Infectious Disease Update and Prevention – Winter 2022


To:                  State Association Executive Directors and Commissioners

From:             Greg Elkins, M.D., Chair of the NFHS SMAC

                       Bob Colgate, NFHS Director of Sports and Sports Medicine                                                                                                                                                                                                                                 

Subject:         Infectious Disease Update

Date:             November 17, 2022

As the seasons change and sports move inside putting our students in closer contact to each other I wanted to reach out to you about an old issue that has begun to reappear, one that is significantly impacting the nation’s younger children and a new problem.

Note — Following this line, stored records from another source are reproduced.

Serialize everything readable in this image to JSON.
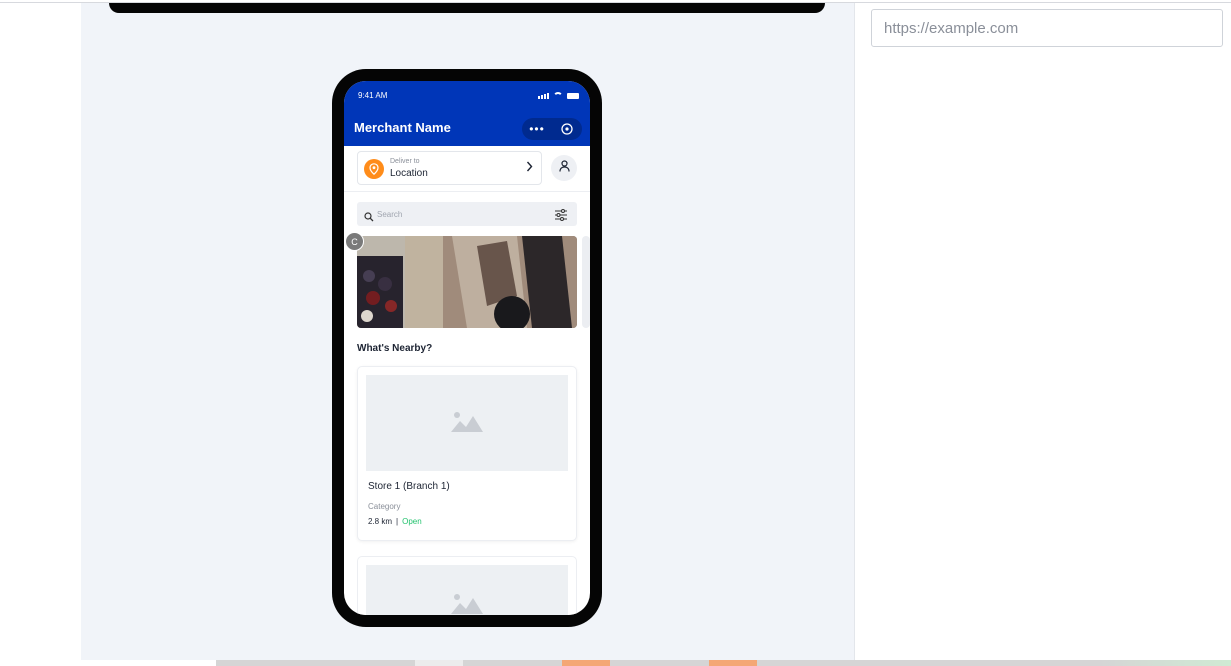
{
  "phone": {
    "status_time": "9:41 AM",
    "merchant_name": "Merchant Name",
    "deliver_label": "Deliver to",
    "location": "Location",
    "search_placeholder": "Search",
    "banner_badge": "C",
    "section_title": "What's Nearby?",
    "stores": [
      {
        "name": "Store 1 (Branch 1)",
        "category": "Category",
        "distance": "2.8 km",
        "separator": "|",
        "status": "Open"
      }
    ]
  },
  "sidebar": {
    "url_placeholder": "https://example.com"
  },
  "colors": {
    "brand": "#0036b8",
    "accent_orange": "#ff8c1a",
    "status_open": "#22c26d",
    "canvas_bg": "#f1f4f9"
  },
  "icons": [
    "more-icon",
    "close-circle-icon",
    "location-pin-icon",
    "chevron-right-icon",
    "user-icon",
    "search-icon",
    "filter-icon",
    "image-placeholder-icon"
  ]
}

Influenza (the Flu) was nearly nonexistent during the height of the COVID-19 Pandemic but is now making a significant comeback and earlier in the year than normal.  Many of our students have already been affected and many more will be. Both the American Academy of Pediatrics (AAP) and the American Academy of Family Practice (AAFP) recommend early testing for those who are symptomatic to differentiate the Flu from COVID-19.  Also, most antiviral medications against the Flu are most effective if started in the first 48 hours.  The hallmark of prevention is yearly vaccination and good hygiene.

Respiratory Syncytial Virus (RSV) is filling Emergency Room waiting rooms and pediatric hospital beds across the country.  While severe illness and consequences happen predominantly in the 2-year-old and under population and our adolescent students generally have minimal symptoms, they play a major role in the spread of RSV acting as vectors bringing infection into the home where they have younger siblings.  Again, good hygiene is a key to prevention.

Monkey Pox garnered significant headlines earlier in the year but fortunately has not affected the same number of students as the other mentioned infectious diseases, however it is still a concern.  It is passed from person to person by close physical contact (not just sexual), but unlike some other disorders affecting skin it remains infectious until all scabs are gone and skin is dry.  As such very precise and accurate diagnosis of skin lesions, particularly in high contact sports such as wrestling is important.

In conclusion, I would continue to advocate for early testing and treatment of students who are ill as well as close collaboration with local and state health departments during times of outbreaks.  Most importantly, prevention is the hallmark in controlling these illnesses in our students.  As grandmothers have said for generations, “Don’t share your cough, wash your hands, don’t drink after others and get your shots if you can!”

Please feel free to share this information with your state association staff, your respective state SMAC and your member schools.

Thanks as always for what you do for our students across the country!

Greg Elkins, M.D.

Chair – NFHS Sports Medicine Advisory Committee


Influenza – (AAP):

Influenza – (AAFP):

Respiratory Syncytial Virus Infection (RSV) – (AAP):

Monkeypox – (AAP):